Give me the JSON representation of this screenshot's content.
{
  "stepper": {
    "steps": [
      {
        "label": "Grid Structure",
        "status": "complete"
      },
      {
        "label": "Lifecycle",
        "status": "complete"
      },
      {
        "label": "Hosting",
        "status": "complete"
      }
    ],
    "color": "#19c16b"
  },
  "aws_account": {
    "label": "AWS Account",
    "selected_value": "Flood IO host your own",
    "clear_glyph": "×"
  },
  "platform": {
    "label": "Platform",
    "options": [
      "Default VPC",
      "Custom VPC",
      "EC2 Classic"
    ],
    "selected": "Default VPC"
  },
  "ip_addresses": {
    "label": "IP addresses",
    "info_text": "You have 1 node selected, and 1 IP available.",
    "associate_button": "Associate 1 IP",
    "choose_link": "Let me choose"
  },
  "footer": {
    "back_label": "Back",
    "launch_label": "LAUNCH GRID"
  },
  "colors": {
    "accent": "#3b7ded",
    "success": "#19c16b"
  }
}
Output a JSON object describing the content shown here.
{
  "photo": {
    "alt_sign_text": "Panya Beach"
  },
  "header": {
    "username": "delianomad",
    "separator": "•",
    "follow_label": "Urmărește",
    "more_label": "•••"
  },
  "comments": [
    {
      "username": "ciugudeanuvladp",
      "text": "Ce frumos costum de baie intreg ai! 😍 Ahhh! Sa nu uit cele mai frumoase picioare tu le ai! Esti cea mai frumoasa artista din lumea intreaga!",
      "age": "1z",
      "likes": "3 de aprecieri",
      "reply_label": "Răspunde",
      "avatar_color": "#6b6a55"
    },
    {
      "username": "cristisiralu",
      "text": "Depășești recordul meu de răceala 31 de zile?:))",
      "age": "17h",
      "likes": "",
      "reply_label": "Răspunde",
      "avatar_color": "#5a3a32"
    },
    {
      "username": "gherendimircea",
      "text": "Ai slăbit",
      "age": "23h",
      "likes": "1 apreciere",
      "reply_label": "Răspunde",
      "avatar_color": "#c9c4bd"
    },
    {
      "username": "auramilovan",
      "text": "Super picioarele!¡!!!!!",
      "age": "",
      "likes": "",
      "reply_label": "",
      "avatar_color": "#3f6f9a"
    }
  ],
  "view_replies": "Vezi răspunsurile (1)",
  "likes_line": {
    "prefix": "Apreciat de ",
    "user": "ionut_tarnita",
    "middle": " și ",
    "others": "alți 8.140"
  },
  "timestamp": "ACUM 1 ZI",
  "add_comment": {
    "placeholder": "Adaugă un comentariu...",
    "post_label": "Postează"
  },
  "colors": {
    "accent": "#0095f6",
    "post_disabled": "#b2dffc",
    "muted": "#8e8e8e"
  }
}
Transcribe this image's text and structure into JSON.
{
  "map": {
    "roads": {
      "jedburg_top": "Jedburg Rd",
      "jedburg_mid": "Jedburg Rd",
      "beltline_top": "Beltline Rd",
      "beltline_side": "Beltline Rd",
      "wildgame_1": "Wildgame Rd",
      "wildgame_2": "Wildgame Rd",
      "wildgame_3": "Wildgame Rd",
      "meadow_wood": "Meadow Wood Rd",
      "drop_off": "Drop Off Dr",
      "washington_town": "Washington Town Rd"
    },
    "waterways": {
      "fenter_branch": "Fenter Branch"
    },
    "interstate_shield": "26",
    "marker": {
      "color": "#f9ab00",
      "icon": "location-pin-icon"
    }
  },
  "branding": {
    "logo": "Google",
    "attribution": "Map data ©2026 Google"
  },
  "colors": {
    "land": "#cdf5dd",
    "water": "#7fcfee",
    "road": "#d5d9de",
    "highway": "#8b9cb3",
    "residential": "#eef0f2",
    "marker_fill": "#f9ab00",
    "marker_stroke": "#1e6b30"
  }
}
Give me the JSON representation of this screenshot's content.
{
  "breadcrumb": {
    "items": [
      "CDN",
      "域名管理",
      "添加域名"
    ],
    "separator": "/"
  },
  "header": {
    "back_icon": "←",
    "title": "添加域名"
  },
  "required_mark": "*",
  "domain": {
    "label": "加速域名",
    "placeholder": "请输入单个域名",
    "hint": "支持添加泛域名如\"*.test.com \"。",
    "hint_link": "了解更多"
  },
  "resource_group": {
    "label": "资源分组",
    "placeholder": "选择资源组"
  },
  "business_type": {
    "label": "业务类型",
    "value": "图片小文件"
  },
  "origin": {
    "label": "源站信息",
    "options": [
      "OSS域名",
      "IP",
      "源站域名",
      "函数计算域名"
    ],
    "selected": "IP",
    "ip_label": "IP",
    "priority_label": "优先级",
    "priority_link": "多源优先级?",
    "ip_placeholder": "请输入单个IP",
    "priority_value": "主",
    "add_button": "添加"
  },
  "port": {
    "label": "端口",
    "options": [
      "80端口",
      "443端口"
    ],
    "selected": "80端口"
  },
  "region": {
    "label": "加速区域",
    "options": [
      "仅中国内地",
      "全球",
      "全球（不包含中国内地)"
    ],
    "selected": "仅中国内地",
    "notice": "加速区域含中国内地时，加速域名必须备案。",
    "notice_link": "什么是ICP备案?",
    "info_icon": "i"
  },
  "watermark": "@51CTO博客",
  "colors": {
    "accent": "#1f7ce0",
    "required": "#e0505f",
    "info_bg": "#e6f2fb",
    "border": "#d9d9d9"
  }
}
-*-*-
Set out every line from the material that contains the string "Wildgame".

      "wildgame_1": "Wildgame Rd",
      "wildgame_2": "Wildgame Rd",
      "wildgame_3": "Wildgame Rd",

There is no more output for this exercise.